- **Aim of the exercise**
Lines in the listing below that include the word "this" need to be copied.

******

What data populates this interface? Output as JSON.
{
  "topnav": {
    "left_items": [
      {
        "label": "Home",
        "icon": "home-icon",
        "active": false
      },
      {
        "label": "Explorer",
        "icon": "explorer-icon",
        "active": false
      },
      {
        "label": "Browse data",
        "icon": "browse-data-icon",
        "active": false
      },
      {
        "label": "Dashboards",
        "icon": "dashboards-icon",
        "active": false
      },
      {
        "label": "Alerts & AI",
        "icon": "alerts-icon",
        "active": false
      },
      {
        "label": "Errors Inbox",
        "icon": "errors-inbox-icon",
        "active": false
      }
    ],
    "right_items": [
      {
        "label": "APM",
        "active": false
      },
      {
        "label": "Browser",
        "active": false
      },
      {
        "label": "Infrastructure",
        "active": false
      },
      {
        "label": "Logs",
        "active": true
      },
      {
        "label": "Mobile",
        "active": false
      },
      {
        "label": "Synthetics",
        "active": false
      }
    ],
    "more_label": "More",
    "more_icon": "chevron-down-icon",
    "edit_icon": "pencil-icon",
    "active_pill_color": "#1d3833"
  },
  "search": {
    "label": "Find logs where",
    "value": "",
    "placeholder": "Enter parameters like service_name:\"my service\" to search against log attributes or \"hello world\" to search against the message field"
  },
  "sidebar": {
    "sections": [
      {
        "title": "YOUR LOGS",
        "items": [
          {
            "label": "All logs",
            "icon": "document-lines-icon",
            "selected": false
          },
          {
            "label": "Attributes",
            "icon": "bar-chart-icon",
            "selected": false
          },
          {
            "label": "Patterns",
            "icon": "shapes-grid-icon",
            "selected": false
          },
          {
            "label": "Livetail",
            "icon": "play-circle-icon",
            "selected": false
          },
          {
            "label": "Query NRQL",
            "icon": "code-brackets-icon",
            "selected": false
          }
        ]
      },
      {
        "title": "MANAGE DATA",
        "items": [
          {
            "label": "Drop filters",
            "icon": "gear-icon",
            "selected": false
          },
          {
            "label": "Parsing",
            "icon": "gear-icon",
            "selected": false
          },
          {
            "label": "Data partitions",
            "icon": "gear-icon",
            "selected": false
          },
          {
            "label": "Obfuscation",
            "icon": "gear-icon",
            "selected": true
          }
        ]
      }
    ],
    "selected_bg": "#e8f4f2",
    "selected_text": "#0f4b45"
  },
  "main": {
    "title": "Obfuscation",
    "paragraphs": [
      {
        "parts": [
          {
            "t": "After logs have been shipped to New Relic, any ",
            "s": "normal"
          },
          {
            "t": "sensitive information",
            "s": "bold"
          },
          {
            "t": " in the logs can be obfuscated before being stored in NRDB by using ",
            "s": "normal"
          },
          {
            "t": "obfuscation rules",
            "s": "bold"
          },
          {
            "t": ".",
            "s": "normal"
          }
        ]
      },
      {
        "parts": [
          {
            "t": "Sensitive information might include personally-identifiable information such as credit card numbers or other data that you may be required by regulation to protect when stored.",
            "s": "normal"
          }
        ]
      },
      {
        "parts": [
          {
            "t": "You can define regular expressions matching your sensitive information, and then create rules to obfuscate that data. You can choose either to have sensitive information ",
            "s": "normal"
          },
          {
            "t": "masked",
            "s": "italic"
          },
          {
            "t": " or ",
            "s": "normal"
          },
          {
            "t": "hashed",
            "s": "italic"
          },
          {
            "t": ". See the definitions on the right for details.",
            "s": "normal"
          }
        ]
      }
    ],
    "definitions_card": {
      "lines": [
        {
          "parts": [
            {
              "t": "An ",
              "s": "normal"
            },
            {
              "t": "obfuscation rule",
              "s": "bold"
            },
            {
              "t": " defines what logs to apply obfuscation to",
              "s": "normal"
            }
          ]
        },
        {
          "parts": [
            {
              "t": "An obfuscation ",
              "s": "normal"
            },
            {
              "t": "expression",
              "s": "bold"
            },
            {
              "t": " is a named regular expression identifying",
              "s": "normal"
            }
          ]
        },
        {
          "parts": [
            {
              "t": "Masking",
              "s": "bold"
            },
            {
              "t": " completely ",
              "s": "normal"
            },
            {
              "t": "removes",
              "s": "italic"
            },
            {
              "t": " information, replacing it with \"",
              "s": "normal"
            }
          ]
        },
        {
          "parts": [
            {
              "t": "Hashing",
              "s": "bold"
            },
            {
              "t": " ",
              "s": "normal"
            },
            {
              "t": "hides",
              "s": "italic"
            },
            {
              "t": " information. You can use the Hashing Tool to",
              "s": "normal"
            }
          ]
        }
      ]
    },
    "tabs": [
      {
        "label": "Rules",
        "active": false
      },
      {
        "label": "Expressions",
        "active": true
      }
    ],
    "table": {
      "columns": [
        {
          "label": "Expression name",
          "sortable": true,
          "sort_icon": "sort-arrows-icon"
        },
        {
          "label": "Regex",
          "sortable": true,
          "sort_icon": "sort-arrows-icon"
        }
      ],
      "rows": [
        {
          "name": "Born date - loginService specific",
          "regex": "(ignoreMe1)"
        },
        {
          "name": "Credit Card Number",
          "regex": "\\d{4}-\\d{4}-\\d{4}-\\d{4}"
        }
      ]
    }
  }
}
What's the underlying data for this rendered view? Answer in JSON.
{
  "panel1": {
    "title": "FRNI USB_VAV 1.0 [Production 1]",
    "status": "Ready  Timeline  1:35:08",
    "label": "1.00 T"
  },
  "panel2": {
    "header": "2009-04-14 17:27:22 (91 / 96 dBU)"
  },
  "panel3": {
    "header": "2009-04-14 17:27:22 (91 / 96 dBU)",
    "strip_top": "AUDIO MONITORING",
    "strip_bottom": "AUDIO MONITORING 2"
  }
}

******

- **Response box**
What data populates this interface? Output as JSON.
What's the underlying data for this rendered view? Answer in JSON.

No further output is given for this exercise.